**The task**
In the data below, find each line carrying the string "value" and copy it out.

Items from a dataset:
■ ■ ■ ■

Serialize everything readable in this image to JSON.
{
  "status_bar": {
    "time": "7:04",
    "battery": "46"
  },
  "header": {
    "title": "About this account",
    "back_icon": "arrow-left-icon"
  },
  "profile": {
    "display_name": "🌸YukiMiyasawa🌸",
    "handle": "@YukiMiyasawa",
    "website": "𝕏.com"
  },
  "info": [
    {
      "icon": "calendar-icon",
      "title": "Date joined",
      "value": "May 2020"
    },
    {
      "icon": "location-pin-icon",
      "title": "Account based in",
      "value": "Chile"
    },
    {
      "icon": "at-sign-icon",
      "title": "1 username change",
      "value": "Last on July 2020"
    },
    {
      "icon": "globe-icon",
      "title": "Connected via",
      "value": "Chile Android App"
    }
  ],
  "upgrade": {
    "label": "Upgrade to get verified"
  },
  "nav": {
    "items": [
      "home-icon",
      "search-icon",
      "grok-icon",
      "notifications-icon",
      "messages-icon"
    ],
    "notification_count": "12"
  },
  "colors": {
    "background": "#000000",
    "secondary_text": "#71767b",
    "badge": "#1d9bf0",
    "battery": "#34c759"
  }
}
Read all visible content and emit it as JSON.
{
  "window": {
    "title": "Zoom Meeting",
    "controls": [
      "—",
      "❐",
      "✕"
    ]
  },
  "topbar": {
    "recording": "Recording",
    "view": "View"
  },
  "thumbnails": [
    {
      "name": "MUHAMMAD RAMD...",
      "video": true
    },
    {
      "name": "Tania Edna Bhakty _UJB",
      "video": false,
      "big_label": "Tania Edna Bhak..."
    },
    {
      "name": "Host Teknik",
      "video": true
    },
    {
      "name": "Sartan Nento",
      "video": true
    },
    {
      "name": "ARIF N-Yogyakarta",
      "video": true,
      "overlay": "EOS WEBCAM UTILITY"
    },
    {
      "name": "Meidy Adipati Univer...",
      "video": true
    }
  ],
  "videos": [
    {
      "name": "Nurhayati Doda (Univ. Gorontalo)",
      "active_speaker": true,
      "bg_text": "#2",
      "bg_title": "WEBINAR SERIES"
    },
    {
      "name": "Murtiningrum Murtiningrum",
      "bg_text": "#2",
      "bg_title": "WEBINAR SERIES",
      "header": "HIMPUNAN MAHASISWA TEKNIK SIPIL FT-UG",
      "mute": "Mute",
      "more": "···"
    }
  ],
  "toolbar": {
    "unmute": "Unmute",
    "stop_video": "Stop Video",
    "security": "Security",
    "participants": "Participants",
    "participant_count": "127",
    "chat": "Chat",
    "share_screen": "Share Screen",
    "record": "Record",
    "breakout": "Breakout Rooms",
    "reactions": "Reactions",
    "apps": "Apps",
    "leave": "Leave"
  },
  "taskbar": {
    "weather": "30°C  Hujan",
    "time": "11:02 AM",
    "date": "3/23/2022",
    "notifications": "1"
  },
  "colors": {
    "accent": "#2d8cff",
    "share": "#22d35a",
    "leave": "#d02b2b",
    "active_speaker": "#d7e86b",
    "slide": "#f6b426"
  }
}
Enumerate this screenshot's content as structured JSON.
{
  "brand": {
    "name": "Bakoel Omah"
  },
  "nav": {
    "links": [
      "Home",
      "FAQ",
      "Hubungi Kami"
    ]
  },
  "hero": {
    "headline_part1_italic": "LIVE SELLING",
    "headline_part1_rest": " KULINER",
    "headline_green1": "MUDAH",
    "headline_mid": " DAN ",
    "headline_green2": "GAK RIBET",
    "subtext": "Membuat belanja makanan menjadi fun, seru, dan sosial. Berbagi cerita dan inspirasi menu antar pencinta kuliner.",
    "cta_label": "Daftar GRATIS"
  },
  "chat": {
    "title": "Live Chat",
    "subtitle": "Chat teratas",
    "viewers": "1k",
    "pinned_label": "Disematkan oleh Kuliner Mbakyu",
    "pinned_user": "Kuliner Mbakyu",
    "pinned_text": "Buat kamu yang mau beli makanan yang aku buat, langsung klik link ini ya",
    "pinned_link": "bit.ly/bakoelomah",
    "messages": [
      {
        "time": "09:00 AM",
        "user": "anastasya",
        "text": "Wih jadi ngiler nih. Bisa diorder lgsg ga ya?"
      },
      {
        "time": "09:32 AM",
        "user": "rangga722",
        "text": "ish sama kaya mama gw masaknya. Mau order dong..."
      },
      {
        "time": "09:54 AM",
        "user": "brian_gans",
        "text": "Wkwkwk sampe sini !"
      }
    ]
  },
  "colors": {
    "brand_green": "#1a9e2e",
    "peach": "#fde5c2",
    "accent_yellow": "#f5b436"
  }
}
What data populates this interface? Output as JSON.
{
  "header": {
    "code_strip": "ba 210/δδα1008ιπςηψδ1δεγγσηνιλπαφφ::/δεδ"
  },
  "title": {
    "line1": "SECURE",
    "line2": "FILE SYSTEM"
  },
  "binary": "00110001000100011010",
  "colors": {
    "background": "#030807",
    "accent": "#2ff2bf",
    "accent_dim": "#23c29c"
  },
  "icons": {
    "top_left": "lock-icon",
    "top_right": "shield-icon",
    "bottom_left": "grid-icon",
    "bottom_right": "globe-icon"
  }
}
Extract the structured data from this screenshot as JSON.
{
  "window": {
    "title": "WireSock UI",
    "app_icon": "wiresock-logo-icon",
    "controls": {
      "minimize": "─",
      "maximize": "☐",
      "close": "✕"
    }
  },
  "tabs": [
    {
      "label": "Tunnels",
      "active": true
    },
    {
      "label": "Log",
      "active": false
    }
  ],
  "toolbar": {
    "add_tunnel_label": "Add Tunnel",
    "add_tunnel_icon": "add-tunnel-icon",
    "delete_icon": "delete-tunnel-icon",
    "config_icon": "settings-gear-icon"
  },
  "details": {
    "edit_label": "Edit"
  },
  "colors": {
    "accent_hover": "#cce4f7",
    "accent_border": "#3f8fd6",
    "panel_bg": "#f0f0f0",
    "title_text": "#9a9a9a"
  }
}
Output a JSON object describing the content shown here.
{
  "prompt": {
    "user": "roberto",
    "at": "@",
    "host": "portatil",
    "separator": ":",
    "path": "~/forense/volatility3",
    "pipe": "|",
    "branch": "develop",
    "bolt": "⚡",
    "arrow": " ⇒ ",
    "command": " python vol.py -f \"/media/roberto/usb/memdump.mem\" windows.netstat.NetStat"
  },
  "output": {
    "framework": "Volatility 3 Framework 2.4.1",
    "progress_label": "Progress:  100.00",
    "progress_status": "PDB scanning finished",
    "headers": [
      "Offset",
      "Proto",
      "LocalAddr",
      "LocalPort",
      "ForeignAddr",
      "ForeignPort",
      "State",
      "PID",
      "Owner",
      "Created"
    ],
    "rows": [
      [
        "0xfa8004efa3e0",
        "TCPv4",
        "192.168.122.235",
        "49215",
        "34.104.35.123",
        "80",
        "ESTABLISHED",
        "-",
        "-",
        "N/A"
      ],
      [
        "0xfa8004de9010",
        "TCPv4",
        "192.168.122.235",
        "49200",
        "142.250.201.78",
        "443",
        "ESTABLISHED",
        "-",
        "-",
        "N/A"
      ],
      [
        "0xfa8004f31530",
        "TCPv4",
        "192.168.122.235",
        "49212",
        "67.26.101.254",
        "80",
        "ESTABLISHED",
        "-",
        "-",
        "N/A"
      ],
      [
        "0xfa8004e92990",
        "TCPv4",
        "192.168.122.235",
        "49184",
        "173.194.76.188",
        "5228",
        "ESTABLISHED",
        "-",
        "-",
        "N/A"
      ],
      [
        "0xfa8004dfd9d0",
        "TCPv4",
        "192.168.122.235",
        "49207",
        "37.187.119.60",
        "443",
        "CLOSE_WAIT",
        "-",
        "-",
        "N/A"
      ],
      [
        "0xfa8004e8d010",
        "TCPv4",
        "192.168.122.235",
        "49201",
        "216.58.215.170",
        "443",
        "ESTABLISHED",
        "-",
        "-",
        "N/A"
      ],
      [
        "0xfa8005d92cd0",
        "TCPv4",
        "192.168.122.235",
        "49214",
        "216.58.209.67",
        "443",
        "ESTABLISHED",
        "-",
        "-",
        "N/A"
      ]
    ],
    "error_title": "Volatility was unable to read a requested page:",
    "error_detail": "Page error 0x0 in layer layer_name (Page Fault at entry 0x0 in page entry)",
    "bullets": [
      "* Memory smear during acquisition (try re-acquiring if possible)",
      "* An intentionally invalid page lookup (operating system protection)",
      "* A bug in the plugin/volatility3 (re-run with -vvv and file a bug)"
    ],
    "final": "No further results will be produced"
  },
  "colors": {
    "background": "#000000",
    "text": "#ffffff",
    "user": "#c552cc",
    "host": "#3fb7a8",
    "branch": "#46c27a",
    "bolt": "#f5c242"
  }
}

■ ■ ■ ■

**Solved problem**
      "value": "May 2020"
      "value": "Chile"
      "value": "Last on July 2020"
      "value": "Chile Android App"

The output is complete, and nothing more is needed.